Home » Sections » Features » Real Life Vagina Monologues: Brandeis members do that talking

Real Life Vagina Monologues: Brandeis members do that talking

By Ariel Wittenberg

Section: Features

March 28, 2008

Marci McPhee of Brandeis’ International Center for Ethics is a very sensible woman, and therefore, has a very sensible vagina. In fact, if her vagina could dress itself, it would wear unscented panty shields due to its sensible nature.

If Stephanie Grimes of the Office of Student Life’s vagina wore clothes, it would wear sweatpants, a sweatshirt, and a baseball cap.

Michelle O’Malley, who also works for Student Life, has two little daughters at home. They are the princesses of the house, and she is the queen, so if her vagina could wear anything it wanted, it would wear a jewel-studded crown.

“I think it deserves it after pushing out two girls,” O’Malley said to a group of both female and male students assembled in Polaris Lounge Wednesday night as part of the Vagina Club’s Real Life Vagina Monologues.

The Real Life Monologues come at the end of the club’s Vagina Fest—a week dedicated to celebrating femininity and raising awareness about gender based violence. On campus, the most known aspect of Vagina Fest is when the club puts on the Vagina Monologues—a play by Eve Ensler consisting of monologues with women speaking about their vaginas, sexuality, and relationships.

This year was the second year that the Vagina Club held the “real life vagina monologues” in an attempt to open a dialogue within the Brandeis community similar to that displayed in the show.

“It’s about bonding,” club President Sarah Krevsky ’08 said. “A lot of the things that we talk about are things that we wouldn’t really come up in conversation with your friends unless it’s 3 a.m., or you’re drunk, or both.”

While many would think that their professors would be opposed to sharing these intimate details of their life to Brandeis students, according to Vagina Club member and this year’s director of the Vagina Monologues Yael Mazor ’08, the most difficult part in convincing the faculty to participate is finding the time in their schedules.

“The problem isn’t getting them to share, it’s literally just booking them,” she said.

The busy lives of professional woman was just one of the many topics covered by the four-woman panel which fielded questions ranging from what their vaginas would wear to what having sex is like after child birth.

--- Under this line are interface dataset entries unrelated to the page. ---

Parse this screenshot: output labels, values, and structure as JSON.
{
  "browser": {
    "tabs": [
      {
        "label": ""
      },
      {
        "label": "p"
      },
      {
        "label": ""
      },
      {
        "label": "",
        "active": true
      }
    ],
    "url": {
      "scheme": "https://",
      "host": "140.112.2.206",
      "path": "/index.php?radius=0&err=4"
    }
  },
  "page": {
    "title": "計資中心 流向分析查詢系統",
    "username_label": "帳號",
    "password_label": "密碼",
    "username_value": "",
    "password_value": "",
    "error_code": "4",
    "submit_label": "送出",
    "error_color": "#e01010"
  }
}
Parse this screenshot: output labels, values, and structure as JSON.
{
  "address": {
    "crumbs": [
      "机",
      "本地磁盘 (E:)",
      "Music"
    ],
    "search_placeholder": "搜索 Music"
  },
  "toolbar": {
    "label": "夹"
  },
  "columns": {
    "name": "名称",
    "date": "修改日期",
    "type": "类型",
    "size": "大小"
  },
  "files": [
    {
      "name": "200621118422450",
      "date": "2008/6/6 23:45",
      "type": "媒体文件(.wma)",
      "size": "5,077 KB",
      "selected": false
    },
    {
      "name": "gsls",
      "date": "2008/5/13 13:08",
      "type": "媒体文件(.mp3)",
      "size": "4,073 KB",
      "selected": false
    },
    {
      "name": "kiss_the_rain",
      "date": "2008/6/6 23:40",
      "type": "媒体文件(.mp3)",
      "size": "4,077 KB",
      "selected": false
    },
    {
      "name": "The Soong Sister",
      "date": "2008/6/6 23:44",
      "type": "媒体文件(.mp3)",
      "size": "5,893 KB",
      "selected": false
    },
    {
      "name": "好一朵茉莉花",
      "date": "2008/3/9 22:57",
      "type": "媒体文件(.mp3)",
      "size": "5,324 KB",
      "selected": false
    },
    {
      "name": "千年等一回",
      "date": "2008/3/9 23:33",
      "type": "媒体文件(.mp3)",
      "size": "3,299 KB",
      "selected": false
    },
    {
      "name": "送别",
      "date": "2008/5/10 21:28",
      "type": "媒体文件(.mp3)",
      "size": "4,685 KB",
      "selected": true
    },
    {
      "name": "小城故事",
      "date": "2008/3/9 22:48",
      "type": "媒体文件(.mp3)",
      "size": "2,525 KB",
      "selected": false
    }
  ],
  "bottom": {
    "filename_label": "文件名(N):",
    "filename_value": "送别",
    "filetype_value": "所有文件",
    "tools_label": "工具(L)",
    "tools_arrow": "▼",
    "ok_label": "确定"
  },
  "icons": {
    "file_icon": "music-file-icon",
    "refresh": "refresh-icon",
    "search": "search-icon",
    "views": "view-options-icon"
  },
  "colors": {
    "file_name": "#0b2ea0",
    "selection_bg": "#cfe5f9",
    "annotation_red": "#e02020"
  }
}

“Sometimes I think that my resume should just have three words on it,” McPhee said. “Mother of six.”

“Mother of six?” O’Malley asked. “God bless you for having six kids, but I don’t know how you have time [for sex]. Thinking about sex after having children is like thinking about sex in high school for me—I know I have [a vagina] I just don’t use it.”

One of the goals of the event was for women to be able to embrace their sexuality and their vaginas.

After the event, the attendants were encouraged to decorate a vagina-shaped cookie depicting how their vagina would look if it were edible. The attendants flocked around the toppings, and created chocolate-icing pubic haired vaginas with Hershey kiss peanut butter clitorises.

“I’ve been doing this for such a long time that I forget that vagina isn’t something that we say all the time,” Mazor said. “But I think it’s a sign of success if the use of the word ‘vagina’ in our event doesn’t attract attention and when there is no shock value.”

“I always thought that the question of what your vagina would wear was sort of masculine,” Ellen Wright (PSYC) said. “It’s like how men name their penis. I don’t think of my vagina [as] separate from myself. Sexuality isn’t just sex, it’s a part of your identity. My vagina is a part of me—I dress myself, not my vagina.”

The event concluded with the panelists sharing their views on pre-marital sex. The results varied.

“I absolutely think premarital sex is necessary,” Grimes said. “If you have religious obligations, that’s one thing, but sex and physical connections are just such a big part of a relationship. I want to know if my husband is going to change the toilet paper, and take out the trash—and I also want to know if he’s going to be good in bed.”

McPhee, on the other hand, said that she thinks that sex is more than just about pleasure.

“[Abstinence} about making a physical sacrifice because of your love for someone. And,” she said, “there really isn’t anything hotter than two virgins discovering themselves and each other on their wedding night.”

Most importantly, the event also focused on the Vagina Club’s main purpose of ending and raising awareness of gender-based violence.

“I saw the monologues and I can tell you that it’s about education and gender based violence, not just about fun and jokes,” McPhee said. “For everyone of me, who waited until their wedding night to have a great first sexual experience with fireworks, there are girls whose first sexual experience is rape. This stuff is real, and it’s got to change it’s got to change in Boston, in Rwanda, and in Bosnia. And it has to change everywhere.”

Menu Title